Natural woodland plantings of spring daffodils - more at thinkingoutsidetheboxwood.com

One of the spring bulbs we are planting at home and across client properties are daffodils. Along with many spring bulbs, daffodils are easy to tuck into your existing beds without disrupting existing perennials and easy to plant for any novice.

 

Spring Bulbs Inspiration from nature with daffodils, tulips and snowdrops - More on ThinkingOutsideTheBoxwood.com
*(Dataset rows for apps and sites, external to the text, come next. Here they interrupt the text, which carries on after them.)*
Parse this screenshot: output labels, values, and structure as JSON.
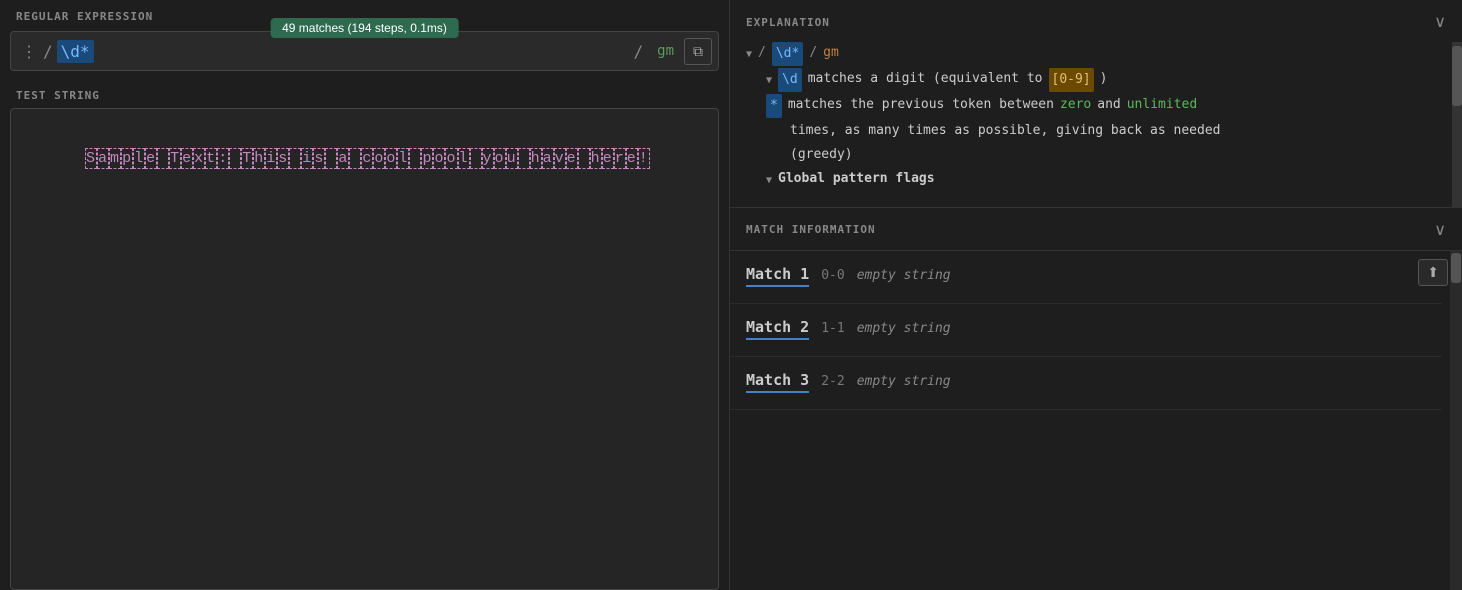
{
  "left": {
    "regex_section_title": "REGULAR EXPRESSION",
    "match_badge": "49 matches (194 steps, 0.1ms)",
    "regex_dots": "⋮",
    "regex_slash_open": "/",
    "regex_value": "\\d*",
    "regex_slash_close": "/",
    "regex_flags": "gm",
    "copy_icon": "⧉",
    "test_string_title": "TEST STRING",
    "test_string": "Sample Text: This is a cool pool you have here!"
  },
  "right": {
    "explanation": {
      "title": "EXPLANATION",
      "chevron": "∨",
      "lines": [
        {
          "type": "main",
          "slash": "/",
          "regex": "\\d*",
          "slash2": "/",
          "flags": "gm"
        },
        {
          "type": "sub1",
          "backslash_d": "\\d",
          "text": " matches a digit (equivalent to ",
          "bracket": "[0-9]",
          "paren": ")"
        },
        {
          "type": "sub2",
          "star": "*",
          "text1": " matches the previous token between ",
          "zero": "zero",
          "and": " and ",
          "unlimited": "unlimited"
        },
        {
          "type": "sub2b",
          "text": "times, as many times as possible, giving back as needed"
        },
        {
          "type": "sub2c",
          "text": "(greedy)"
        },
        {
          "type": "sub3",
          "bold": "Global pattern flags"
        }
      ]
    },
    "match_info": {
      "title": "MATCH INFORMATION",
      "chevron": "∨",
      "export_icon": "⬆",
      "matches": [
        {
          "label": "Match 1",
          "position": "0-0",
          "empty": "empty string"
        },
        {
          "label": "Match 2",
          "position": "1-1",
          "empty": "empty string"
        },
        {
          "label": "Match 3",
          "position": "2-2",
          "empty": "empty string"
        }
      ]
    }
  }
}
This year, my daffodil inspiration is the unexpected places you see the flowers blooming during the spring. At home we have masses of daffodils tucked throughout our woodland in sporadic groupings incorporated around the trunks in clusters of multiple varieties.  These groupings are relics of a home burned down 20 years ago on our property and have naturalized over the years into this completely organic pattern.

 

Natural woodland plantings of spring daffodils - more at thinkingoutsidetheboxwood.com
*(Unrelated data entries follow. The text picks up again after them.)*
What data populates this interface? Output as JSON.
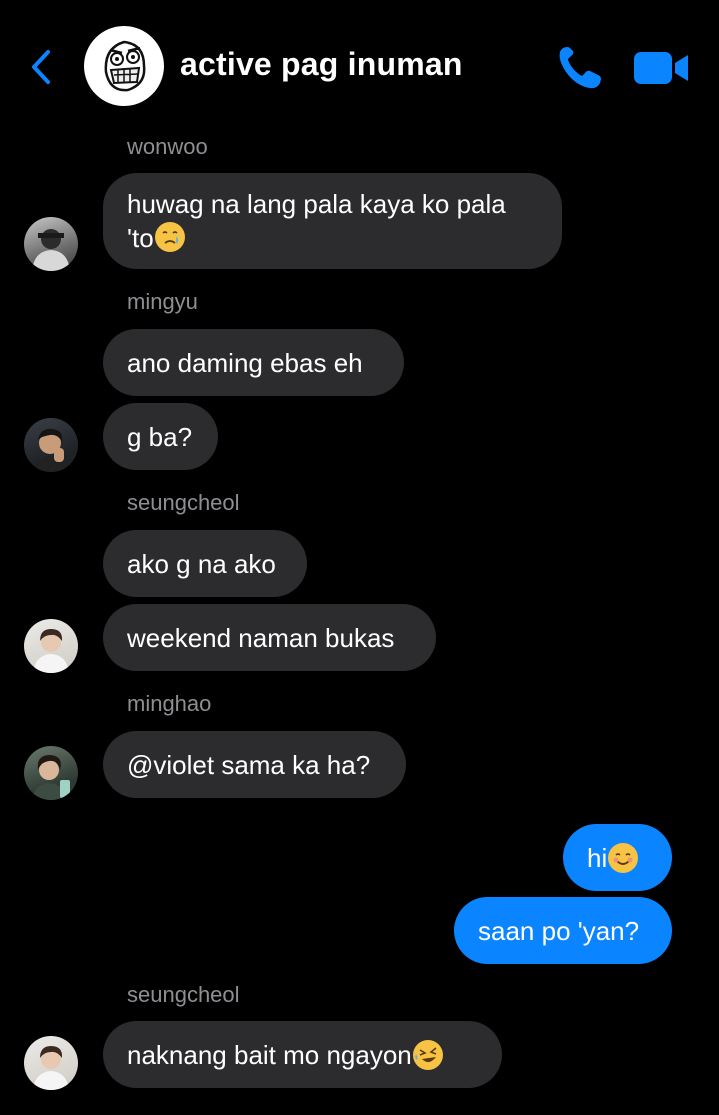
{
  "header": {
    "title": "active pag inuman"
  },
  "messages": {
    "wonwoo": {
      "sender": "wonwoo",
      "line1": "huwag na lang pala kaya ko pala",
      "line2": "'to"
    },
    "mingyu": {
      "sender": "mingyu",
      "text1": "ano daming ebas eh",
      "text2": "g ba?"
    },
    "seungcheol1": {
      "sender": "seungcheol",
      "text1": "ako g na ako",
      "text2": "weekend naman bukas"
    },
    "minghao": {
      "sender": "minghao",
      "text1": "@violet sama ka ha?"
    },
    "me": {
      "text1": "hi",
      "text2": "saan po 'yan?"
    },
    "seungcheol2": {
      "sender": "seungcheol",
      "text1": "naknang bait mo ngayon"
    }
  },
  "emojis": {
    "wonwoo": "crying-face-emoji",
    "me": "smiling-face-emoji",
    "seungcheol2": "rolling-laughing-emoji"
  },
  "colors": {
    "accent": "#0a84ff",
    "incoming_bubble": "#2c2c2e",
    "outgoing_bubble": "#0a84ff",
    "sender_label": "#8e8e93",
    "background": "#000000"
  }
}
The palate of whites, oranges and yellows allow you to mix many different varieties together without the flowers clashing, and depending on the combos, pull out the different features of each variety. The fallen leaves provide a great foil to the vivid green leaves, and help hide the foliage as it dies back later in the season.  The combo image below showcases all the different daffodils we have growing in our woodland, however, I am sure there are more we may have missed photographing. Our diverse varieties provide us with blooms through the entire spring season and making woodland walks exciting to see the evolution of the prominent color as the varieties alternate peak bloom.

 

Woodland Inspiration for Planting Daffodils, Thinking Outside the Boxwood

 

Earlier this spring we built a few bulb containers using our cluster woodland plantings as inspiration and I loved how reminded me of our home.

Spring Bulbs Inspiration from nature with daffodils, tulips and snowdrops - More on ThinkingOutsideTheBoxwood.com Spring Bulbs Inspiration from nature with daffodils, tulips and snowdrops - More on ThinkingOutsideTheBoxwood.com Spring Bulbs Inspiration from nature with daffodils, tulips and snowdrops - More on ThinkingOutsideTheBoxwood.com

 

Next spring we have 60 black gallon nursery pots pre-planted with bulbs for building more unique containers of the more unique varieties. All the varieties we have for next year are from Longfield Gardens, and here is a sampling of what we are working with. The plan is to have these winter over and then as the push in the spring transfer into containers. Wish us luck.

      Narcissus Baby Boomer

      Narcissus Delnashaugh

       Narcissus Jetfire

       Narcissus La Torch

       Narcissus Pink Pride

       Narcissus Barrett Browning